What is a Funicular?

A funicular is a hybrid between a train and an elevator, used to carry passengers and freight up and down hillsides. Like a train, it has cars that run on rails. Like an elevator, it uses a cable to pull the cars up the hill. A funicular has a pair of cars that run in opposite directions, so the one going down helps pull the one going up.

Are Any Funiculars Still in Service?

“Funiculars” are often called “Incline Railways” in the United States. There were many throughout the country in the 1870-1930 period, but most have ceased operation. Those remaining include:

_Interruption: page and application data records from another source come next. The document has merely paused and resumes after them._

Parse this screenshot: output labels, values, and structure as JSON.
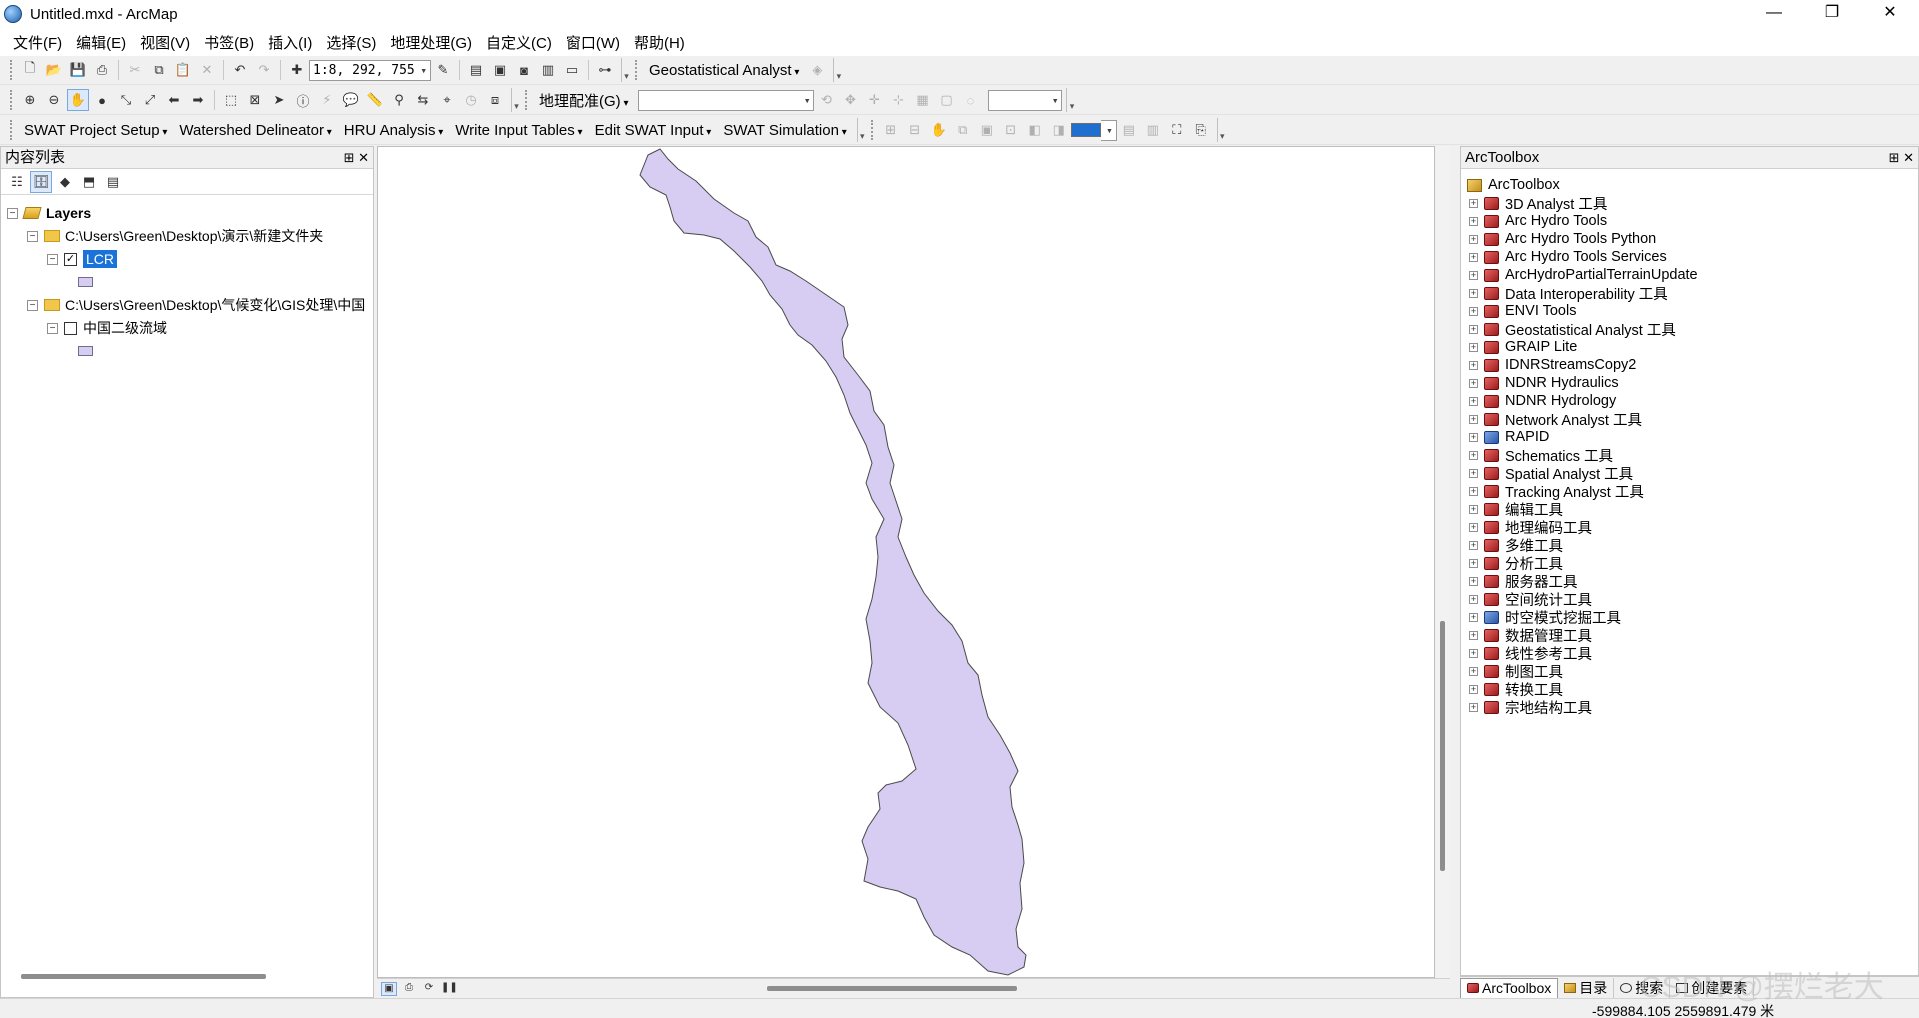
{
  "window": {
    "title": "Untitled.mxd - ArcMap",
    "min": "—",
    "max": "❐",
    "close": "✕"
  },
  "menu": [
    "文件(F)",
    "编辑(E)",
    "视图(V)",
    "书签(B)",
    "插入(I)",
    "选择(S)",
    "地理处理(G)",
    "自定义(C)",
    "窗口(W)",
    "帮助(H)"
  ],
  "toolbar1": {
    "scale": "1:8, 292, 755",
    "geostat": "Geostatistical Analyst"
  },
  "toolbar2": {
    "georef": "地理配准(G)"
  },
  "swat": [
    "SWAT Project Setup",
    "Watershed Delineator",
    "HRU Analysis",
    "Write Input Tables",
    "Edit SWAT Input",
    "SWAT Simulation"
  ],
  "toc": {
    "title": "内容列表",
    "pin": "⊞ ✕",
    "root": "Layers",
    "group1": "C:\\Users\\Green\\Desktop\\演示\\新建文件夹",
    "layer1": "LCR",
    "group2": "C:\\Users\\Green\\Desktop\\气候变化\\GIS处理\\中国",
    "layer2": "中国二级流域"
  },
  "toolbox": {
    "title": "ArcToolbox",
    "pin": "⊞ ✕",
    "root": "ArcToolbox",
    "items": [
      "3D Analyst 工具",
      "Arc Hydro Tools",
      "Arc Hydro Tools Python",
      "Arc Hydro Tools Services",
      "ArcHydroPartialTerrainUpdate",
      "Data Interoperability 工具",
      "ENVI Tools",
      "Geostatistical Analyst 工具",
      "GRAIP Lite",
      "IDNRStreamsCopy2",
      "NDNR Hydraulics",
      "NDNR Hydrology",
      "Network Analyst 工具",
      "RAPID",
      "Schematics 工具",
      "Spatial Analyst 工具",
      "Tracking Analyst 工具",
      "编辑工具",
      "地理编码工具",
      "多维工具",
      "分析工具",
      "服务器工具",
      "空间统计工具",
      "时空模式挖掘工具",
      "数据管理工具",
      "线性参考工具",
      "制图工具",
      "转换工具",
      "宗地结构工具"
    ],
    "tabs": [
      "ArcToolbox",
      "目录",
      "搜索",
      "创建要素"
    ]
  },
  "status": {
    "coords": "-599884.105  2559891.479 米"
  },
  "watermark": "CSDN @摆烂老大",
  "colors": {
    "polygon_fill": "#d7ccf2",
    "polygon_stroke": "#4a4a4a",
    "selection": "#1a73d8"
  }
}
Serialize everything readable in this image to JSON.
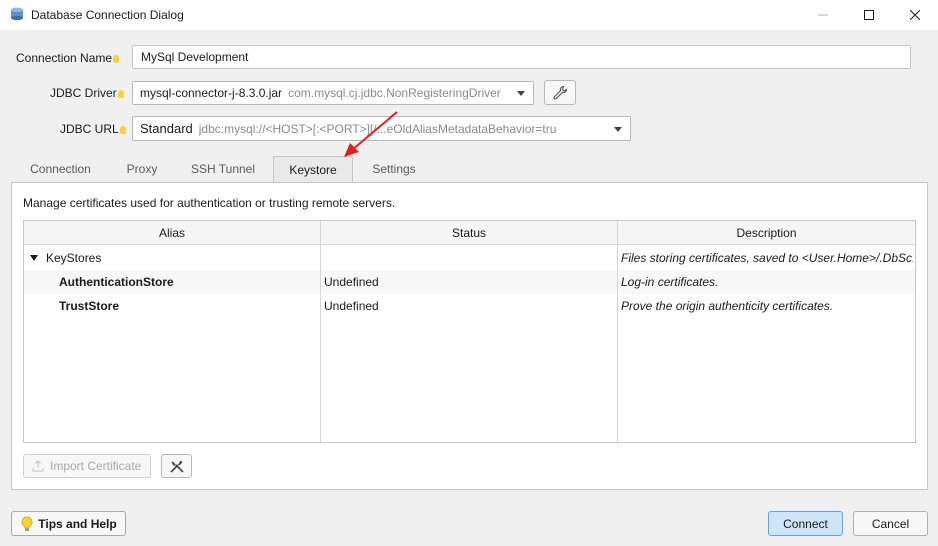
{
  "window": {
    "title": "Database Connection Dialog"
  },
  "form": {
    "connection_name_label": "Connection Name",
    "connection_name_value": "MySql Development",
    "jdbc_driver_label": "JDBC Driver",
    "jdbc_driver_value": "mysql-connector-j-8.3.0.jar",
    "jdbc_driver_hint": "com.mysql.cj.jdbc.NonRegisteringDriver",
    "jdbc_url_label": "JDBC URL",
    "jdbc_url_value": "Standard",
    "jdbc_url_hint": "jdbc:mysql://<HOST>[:<PORT>][/...eOldAliasMetadataBehavior=tru"
  },
  "tabs": [
    {
      "label": "Connection"
    },
    {
      "label": "Proxy"
    },
    {
      "label": "SSH Tunnel"
    },
    {
      "label": "Keystore",
      "active": true
    },
    {
      "label": "Settings"
    }
  ],
  "keystore": {
    "description": "Manage certificates used for authentication or trusting remote servers.",
    "columns": [
      "Alias",
      "Status",
      "Description"
    ],
    "rows": [
      {
        "alias": "KeyStores",
        "status": "",
        "description": "Files storing certificates, saved to <User.Home>/.DbSc..."
      },
      {
        "alias": "AuthenticationStore",
        "status": "Undefined",
        "description": "Log-in certificates."
      },
      {
        "alias": "TrustStore",
        "status": "Undefined",
        "description": "Prove the origin authenticity certificates."
      }
    ],
    "import_label": "Import Certificate"
  },
  "footer": {
    "tips_label": "Tips and Help",
    "connect_label": "Connect",
    "cancel_label": "Cancel"
  },
  "colors": {
    "accent": "#cde5f7",
    "accent_border": "#6aa3d3",
    "annotation_arrow": "#e02020"
  }
}
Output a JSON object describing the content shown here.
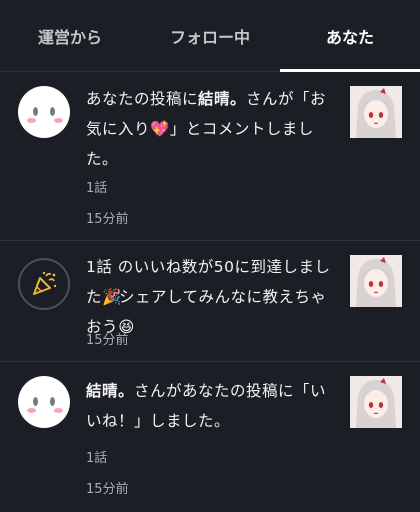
{
  "tabs": [
    {
      "label": "運営から"
    },
    {
      "label": "フォロー中"
    },
    {
      "label": "あなた"
    }
  ],
  "notifications": [
    {
      "text_before": "あなたの投稿に",
      "user": "結晴。",
      "text_after": "さんが「お気に入り",
      "text_after2": "」とコメントしました。",
      "heart": "💖",
      "episode": "1話",
      "time": "15分前"
    },
    {
      "text_main": "1話 のいいね数が50に到達しました",
      "party": "🎉",
      "text_cont": "シェアしてみんなに教えちゃおう",
      "smile": "😆",
      "time": "15分前"
    },
    {
      "user": "結晴。",
      "text_after": "さんがあなたの投稿に「いいね！」しました。",
      "episode": "1話",
      "time": "15分前"
    }
  ]
}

Dubuque, Iowa: www.dbq.com/fenplco
Chattanooga, Tennessee: www.ridetheincline.com
Los Angeles, California: www.angelsflight.com
Johnstown, Pennsylvania: www.inclinedplane.org
Altoona, Pennsylvania:
Pittsburgh, Pennsylvania:

Many more remain in operation in Europe and Asia. An excellent list of funiculars past and present is available at

Other references:


Video Snippets:

Dubuque:  This 2-minute video, taken while riding down the 4th Street Elevator in Dubuque, Iowa, gives you some idea what funicular travel is like.

Thanks to Kevin Macleod for the background music!

Angels Flight:  This tiny snippet comes from a 1955 movie, Kiss Me Deadly.

Click the image to play the clip.

Here are some photos I took of Angel's Flight on a recent trip to Los Angeles:

From the bottom of the hill

From the top of the hill

Station at the top of the hill

Interior of the car


Copyright - Barb Warden